SINGAPORE: For 36-year-old Benjamin Tan and his three friends, the trip from Singapore's west will be worth the effort once they get their hands on Chakey's Serangoon Salt Baked Chicken for the final time.
The four arrived outside the outlet on East Coast Road at about 6.30am on Sunday (Dec 31), had breakfast nearby, then proceeded to make themselves comfortable on foldable chairs they had brought with them.
They were third in line to buy the chicken.
"I came here on Friday and Saturday, but there were more than 20 people in the queue each time and by then, the chicken was sold out," Mr Tan said.
"So this time, we came earlier, and we came prepared to wait."
Mr Tan heard about the famous salt baked chicken about five years ago, and along with his friends, wanted to have one final taste of nostalgia.
By 10.30am, half an hour before the shop was slated to open for the final time, more than 80 people had formed a queue, stretching along the entrance of five restaurants.
Among them was 21-year-old Ryan Chan, who had heard about the chicken on social media and had wanted to try it but never got the chance.
Another person in the queue, Linda Goh, said she was a regular customer, stopping by the shop after church to get the chicken for the family.
"It goes really well with pasta and chicken, so during exam time for my children, I'd also come and get it for them," she said.
Ms Goh said this was the first time she has had to queue for the chicken.
"When I used to come after church, it was always quiet. I think we took it for granted that it would still be here but there was always a feeling it might one day close."
For the shop's owner, Richard Chak, opening for the final time came with mixed feelings.
"I've been stressed out about the crowd for the last few days, with making sure people get their chicken and don't go home empty-handed."
But he has had to disappoint many and apologise for not having enough, despite doubling the number of chickens he bakes.
Mr Chak said he has had to impose a quota of one chicken per customer to be fair to others in the queue.
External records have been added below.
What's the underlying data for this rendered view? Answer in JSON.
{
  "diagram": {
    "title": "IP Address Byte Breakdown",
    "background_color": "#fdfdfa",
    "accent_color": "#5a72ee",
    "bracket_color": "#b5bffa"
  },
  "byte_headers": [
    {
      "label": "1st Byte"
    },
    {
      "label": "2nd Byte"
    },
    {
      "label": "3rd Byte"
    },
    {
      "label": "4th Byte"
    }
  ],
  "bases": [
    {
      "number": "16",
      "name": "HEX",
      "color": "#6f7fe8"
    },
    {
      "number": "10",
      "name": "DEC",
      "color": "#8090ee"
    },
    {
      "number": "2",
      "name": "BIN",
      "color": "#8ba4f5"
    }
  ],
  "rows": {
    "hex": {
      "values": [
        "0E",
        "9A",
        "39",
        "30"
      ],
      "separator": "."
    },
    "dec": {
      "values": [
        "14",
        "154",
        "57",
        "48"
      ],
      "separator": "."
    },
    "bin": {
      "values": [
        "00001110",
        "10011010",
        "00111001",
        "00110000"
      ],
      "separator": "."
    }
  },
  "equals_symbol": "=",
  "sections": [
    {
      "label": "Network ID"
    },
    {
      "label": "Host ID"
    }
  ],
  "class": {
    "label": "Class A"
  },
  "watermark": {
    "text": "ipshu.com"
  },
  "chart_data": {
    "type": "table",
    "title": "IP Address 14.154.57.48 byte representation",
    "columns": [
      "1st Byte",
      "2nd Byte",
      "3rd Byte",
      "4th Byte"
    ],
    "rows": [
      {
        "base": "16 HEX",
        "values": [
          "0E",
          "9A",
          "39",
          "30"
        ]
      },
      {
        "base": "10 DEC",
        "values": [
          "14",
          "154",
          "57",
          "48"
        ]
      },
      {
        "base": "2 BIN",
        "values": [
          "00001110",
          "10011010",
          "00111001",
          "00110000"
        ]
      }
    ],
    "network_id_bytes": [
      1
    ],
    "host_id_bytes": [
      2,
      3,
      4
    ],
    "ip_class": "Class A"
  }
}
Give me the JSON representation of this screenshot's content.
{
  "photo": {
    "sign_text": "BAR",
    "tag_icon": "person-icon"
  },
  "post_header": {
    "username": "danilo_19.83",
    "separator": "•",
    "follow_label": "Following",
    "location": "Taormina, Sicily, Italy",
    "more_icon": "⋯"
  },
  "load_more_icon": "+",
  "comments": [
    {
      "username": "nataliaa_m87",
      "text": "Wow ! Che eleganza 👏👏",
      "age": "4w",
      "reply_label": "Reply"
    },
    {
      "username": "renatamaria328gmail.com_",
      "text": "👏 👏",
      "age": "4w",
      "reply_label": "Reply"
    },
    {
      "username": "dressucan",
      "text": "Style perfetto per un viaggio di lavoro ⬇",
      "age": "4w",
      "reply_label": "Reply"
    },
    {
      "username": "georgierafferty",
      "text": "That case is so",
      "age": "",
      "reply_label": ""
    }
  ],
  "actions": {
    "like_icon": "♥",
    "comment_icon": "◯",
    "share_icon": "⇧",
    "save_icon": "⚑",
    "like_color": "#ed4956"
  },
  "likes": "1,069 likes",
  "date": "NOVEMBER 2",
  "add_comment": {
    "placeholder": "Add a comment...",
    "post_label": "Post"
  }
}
Even as he opened the shop's shutters this morning, he had to tell people to come back in the afternoon when he found there were more than 80 people waiting in line.
A REUNION OF OLD FRIENDS, FORMER STAFF
The final day of business was also an opportunity for Mr Chak to reconnect with familiar faces.
Among them were old church friends and his grandfather's former staff, Alice Pang.
Ms Pang read about the business closing down and got in touch with Mr Chak a few days ago.
Ms Pang worked for the elder Mr Chak in the 1960s, when the business still out operated out of the family home in Mohamed Sultan.
"During the old days, there were gangsters hanging around and it was unsafe, so my mother preferred us to work nearby," Ms Pang recalled. She lived a few doors down from Mr Chak's home.
Ms Pang, who was 13-years-old then would work for the business during school holidays for extra pocket money.
She would help with cleaning, baking and wrapping the chicken, and recalled the busy days especially when trade fairs were around the corner.
But there were also fond memories.
"Richard's family was among the few with a black and white television then, so after finishing work, we would sit around and watch TV together," she said.
"I'm sad and sentimental about it, " the 64-year-old said about the closure. "I was telling Richard he should sell the recipe."
When asked if he would, Mr Chak said he would wait for his son to finish university and decide if he wanted to carry on the family's legacy.